The legal claims must also be typical of the class, that is, each member of the class must have the same legal cause of action. Lowery’s lawsuit alleges that Spotify failed to secure the mechanical (or compulsory) licenses required under Section 115 of the Copyright Act to interactively stream a handful of Lowery’s musical compositions.
The court then must determine that the lead plaintiff will fairly and adequately protect the interests of the class. While Lowery has a good chance of satisfying this and each of the other three class requirements, the next obstacle will most likely be the real battleground.
Because Lowery is asking for damages, he must also establish that the common questions of law or fact in the suit predominate over questions of fact or law that are specific to each individual member of the class, such that the class action will still be the most efficient way to litigate all of the claims. If the litigation enters this stage, Spotify will likely argue that the differences among the potential class members (and thus Spotify’s defenses to each individual’s claim) are too great to litigate efficiently the claims in one lawsuit.
We may learn that Spotify tried to license each song prior to distribution. Perhaps Spotify sent in a seldom used “notice of intent” to the Copyright Office prior to its use of some songs but not others. How will the Court treat proposed class members that lack a copyright registration? What if a co-writer or co-publisher is involved and gave approval for the music? What if a class member has accepted payments for three years with no complaints? What if Spotify wants to challenge ownership issues for each proposed plaintiff? Many questions linger. The class certification process must be resolved before the real underlying legal issues are decided.
Spotify can settle the lawsuit prior to the class being certified by the court. If that happens, another party must file a class action. (And interestingly, another artist named Melissa Ferrick filed a separate lawsuit seeking class action status only two weeks after Lowery initiated his case.) But the next plaintiff may not have the star power or the necessary facts of Lowery’s case.

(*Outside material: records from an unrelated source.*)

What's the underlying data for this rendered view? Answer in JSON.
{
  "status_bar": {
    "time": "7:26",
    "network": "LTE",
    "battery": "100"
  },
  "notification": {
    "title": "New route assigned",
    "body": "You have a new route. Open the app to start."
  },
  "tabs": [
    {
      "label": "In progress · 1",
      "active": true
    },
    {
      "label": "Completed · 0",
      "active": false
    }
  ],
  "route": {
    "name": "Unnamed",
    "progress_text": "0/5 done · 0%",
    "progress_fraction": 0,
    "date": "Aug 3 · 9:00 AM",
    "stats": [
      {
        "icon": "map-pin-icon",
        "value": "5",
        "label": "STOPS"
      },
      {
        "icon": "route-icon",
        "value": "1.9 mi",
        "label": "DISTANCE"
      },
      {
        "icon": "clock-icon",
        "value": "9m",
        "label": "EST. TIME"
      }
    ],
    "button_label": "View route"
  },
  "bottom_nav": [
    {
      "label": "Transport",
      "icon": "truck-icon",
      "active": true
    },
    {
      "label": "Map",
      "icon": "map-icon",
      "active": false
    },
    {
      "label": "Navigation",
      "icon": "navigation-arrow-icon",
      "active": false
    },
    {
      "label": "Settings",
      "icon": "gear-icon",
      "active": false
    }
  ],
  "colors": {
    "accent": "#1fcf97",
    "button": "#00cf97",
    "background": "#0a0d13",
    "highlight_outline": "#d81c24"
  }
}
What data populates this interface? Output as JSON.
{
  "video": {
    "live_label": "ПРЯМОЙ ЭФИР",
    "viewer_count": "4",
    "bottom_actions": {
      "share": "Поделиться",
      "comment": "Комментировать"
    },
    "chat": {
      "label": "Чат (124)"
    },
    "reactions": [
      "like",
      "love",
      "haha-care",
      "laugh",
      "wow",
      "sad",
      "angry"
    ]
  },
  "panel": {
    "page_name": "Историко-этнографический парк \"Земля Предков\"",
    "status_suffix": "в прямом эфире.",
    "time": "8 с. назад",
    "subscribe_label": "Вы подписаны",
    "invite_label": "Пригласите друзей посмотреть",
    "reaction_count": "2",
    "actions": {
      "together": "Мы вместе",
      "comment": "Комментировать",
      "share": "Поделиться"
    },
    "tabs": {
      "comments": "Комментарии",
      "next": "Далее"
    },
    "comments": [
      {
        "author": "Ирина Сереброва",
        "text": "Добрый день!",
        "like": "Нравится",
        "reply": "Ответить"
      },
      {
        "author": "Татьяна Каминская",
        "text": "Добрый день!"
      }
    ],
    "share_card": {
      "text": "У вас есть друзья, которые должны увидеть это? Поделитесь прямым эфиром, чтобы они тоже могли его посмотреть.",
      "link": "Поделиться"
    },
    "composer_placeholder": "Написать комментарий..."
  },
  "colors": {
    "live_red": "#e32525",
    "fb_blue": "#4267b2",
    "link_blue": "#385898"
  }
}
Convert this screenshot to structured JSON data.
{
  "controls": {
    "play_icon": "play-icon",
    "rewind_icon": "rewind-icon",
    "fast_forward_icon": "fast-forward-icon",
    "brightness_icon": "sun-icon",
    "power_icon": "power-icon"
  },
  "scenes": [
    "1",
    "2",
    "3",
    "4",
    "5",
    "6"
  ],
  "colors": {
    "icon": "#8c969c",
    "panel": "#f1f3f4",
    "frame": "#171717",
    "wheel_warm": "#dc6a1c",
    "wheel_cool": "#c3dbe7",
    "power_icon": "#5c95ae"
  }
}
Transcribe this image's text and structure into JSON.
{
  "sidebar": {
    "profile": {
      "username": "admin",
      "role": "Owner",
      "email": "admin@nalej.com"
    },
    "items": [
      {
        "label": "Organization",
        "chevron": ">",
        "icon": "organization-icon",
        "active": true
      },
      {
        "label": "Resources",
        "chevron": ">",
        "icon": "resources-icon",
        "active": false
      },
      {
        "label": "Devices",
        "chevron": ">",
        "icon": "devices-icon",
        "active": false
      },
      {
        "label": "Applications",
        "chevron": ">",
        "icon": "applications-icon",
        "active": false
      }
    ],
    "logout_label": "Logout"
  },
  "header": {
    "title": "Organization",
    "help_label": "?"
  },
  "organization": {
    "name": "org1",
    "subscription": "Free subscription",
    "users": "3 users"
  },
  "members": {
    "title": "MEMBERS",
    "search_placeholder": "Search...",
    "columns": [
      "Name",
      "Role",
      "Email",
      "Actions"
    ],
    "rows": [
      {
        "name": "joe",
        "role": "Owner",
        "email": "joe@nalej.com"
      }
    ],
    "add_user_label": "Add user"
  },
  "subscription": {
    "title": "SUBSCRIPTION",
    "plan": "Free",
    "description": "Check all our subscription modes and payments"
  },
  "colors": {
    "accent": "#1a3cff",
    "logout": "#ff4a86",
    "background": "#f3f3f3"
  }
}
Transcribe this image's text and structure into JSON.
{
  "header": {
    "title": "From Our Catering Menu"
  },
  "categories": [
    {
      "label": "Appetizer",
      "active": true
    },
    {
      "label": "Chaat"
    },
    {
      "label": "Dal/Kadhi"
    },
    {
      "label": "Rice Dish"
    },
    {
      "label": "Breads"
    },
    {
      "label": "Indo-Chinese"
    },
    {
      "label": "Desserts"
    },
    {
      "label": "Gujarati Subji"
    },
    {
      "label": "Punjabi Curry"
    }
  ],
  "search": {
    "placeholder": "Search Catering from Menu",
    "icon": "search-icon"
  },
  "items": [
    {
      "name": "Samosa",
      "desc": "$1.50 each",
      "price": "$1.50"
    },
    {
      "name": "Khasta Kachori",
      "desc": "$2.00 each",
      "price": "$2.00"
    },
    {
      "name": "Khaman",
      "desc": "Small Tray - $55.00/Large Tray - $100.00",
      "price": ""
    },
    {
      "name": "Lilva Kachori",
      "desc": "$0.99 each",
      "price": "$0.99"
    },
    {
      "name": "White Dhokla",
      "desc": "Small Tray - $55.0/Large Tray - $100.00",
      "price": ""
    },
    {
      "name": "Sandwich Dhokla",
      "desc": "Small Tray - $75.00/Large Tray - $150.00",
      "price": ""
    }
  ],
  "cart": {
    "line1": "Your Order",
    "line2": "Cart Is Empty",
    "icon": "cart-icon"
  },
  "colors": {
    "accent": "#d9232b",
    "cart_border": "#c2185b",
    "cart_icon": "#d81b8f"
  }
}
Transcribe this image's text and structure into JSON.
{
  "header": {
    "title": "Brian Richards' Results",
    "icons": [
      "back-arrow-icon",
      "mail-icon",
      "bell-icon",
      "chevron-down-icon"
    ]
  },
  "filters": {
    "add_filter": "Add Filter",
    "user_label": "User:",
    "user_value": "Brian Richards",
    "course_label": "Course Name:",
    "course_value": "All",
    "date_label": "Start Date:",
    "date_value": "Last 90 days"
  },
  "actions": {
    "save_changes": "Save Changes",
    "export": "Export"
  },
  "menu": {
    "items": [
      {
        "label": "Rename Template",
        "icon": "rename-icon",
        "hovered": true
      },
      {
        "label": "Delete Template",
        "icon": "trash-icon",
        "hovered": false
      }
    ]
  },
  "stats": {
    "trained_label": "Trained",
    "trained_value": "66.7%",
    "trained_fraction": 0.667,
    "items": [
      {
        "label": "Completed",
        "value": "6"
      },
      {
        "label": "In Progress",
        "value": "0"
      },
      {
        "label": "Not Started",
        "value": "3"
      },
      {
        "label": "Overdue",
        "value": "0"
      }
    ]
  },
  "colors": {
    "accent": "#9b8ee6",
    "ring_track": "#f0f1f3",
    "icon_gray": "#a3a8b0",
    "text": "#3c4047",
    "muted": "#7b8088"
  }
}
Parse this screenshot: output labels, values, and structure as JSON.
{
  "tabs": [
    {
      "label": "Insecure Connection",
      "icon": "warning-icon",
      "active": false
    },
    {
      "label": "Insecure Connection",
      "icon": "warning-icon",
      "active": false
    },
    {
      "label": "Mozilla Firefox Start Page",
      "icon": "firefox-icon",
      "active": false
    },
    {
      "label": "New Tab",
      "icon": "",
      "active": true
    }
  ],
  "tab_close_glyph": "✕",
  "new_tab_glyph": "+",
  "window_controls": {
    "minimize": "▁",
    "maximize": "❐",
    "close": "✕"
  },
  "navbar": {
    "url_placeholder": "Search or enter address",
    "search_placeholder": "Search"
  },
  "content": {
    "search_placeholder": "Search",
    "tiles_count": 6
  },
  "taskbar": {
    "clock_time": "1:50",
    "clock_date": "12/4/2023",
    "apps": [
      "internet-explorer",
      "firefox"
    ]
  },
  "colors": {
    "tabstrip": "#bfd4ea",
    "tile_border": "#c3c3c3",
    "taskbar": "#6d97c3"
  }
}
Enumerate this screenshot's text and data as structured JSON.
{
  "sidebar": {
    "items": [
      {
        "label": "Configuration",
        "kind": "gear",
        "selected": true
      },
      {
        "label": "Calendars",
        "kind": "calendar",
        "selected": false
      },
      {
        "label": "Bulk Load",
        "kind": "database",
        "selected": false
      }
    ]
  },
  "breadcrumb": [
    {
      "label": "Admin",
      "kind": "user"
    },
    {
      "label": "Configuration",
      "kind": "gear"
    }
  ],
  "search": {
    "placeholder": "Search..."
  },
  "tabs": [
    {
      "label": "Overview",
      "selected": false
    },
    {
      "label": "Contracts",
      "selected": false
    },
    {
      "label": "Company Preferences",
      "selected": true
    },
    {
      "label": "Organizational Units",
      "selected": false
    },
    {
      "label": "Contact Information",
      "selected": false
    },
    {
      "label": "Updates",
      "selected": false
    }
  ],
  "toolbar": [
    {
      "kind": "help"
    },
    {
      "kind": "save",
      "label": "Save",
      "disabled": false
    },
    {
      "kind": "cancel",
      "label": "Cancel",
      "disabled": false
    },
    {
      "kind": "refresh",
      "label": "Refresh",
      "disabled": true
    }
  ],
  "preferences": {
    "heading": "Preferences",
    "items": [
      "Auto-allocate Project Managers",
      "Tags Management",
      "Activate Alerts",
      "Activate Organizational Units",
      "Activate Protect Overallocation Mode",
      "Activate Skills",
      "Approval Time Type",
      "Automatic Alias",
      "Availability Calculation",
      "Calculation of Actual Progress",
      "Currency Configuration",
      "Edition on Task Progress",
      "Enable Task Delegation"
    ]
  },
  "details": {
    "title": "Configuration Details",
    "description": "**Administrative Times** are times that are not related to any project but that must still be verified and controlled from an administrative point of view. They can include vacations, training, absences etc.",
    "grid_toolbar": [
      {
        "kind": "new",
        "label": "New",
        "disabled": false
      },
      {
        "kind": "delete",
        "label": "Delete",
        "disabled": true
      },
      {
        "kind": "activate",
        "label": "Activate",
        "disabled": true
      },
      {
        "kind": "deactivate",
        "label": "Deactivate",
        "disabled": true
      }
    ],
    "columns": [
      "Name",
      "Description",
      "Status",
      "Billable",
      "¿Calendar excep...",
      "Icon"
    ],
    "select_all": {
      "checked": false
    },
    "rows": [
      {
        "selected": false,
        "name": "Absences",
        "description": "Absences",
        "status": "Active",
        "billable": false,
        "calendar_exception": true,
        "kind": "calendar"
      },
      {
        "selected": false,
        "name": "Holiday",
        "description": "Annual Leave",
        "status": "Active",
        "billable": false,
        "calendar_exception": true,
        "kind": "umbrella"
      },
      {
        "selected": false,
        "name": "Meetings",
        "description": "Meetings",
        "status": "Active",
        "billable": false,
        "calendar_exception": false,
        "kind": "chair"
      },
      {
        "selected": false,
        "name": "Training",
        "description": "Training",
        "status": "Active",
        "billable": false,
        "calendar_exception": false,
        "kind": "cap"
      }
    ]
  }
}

With this case, one of three things will happen, in my opinion. First, the case could settle prior to class certification. If that happens, then someone else must sue and become the lead plaintiff. Second, if this case survives and does indeed have legs, the court will oversee a judicial settlement prior to trial. Third, the case will not be certified as a class, which will force everyone to file individual lawsuits.
Howell O’Rear is a founding partner of the Nashville, Tennessee law firm McInteer & O’Rear PLC, www.mcolawfirm.com. His practice focuses on litigating business, contract, and intellectual property disputes, including copyright infringement actions.
An earlier version of this article, written before Spotify filed its motion on February 12, will appear in the March/April print edition of American Songwriter.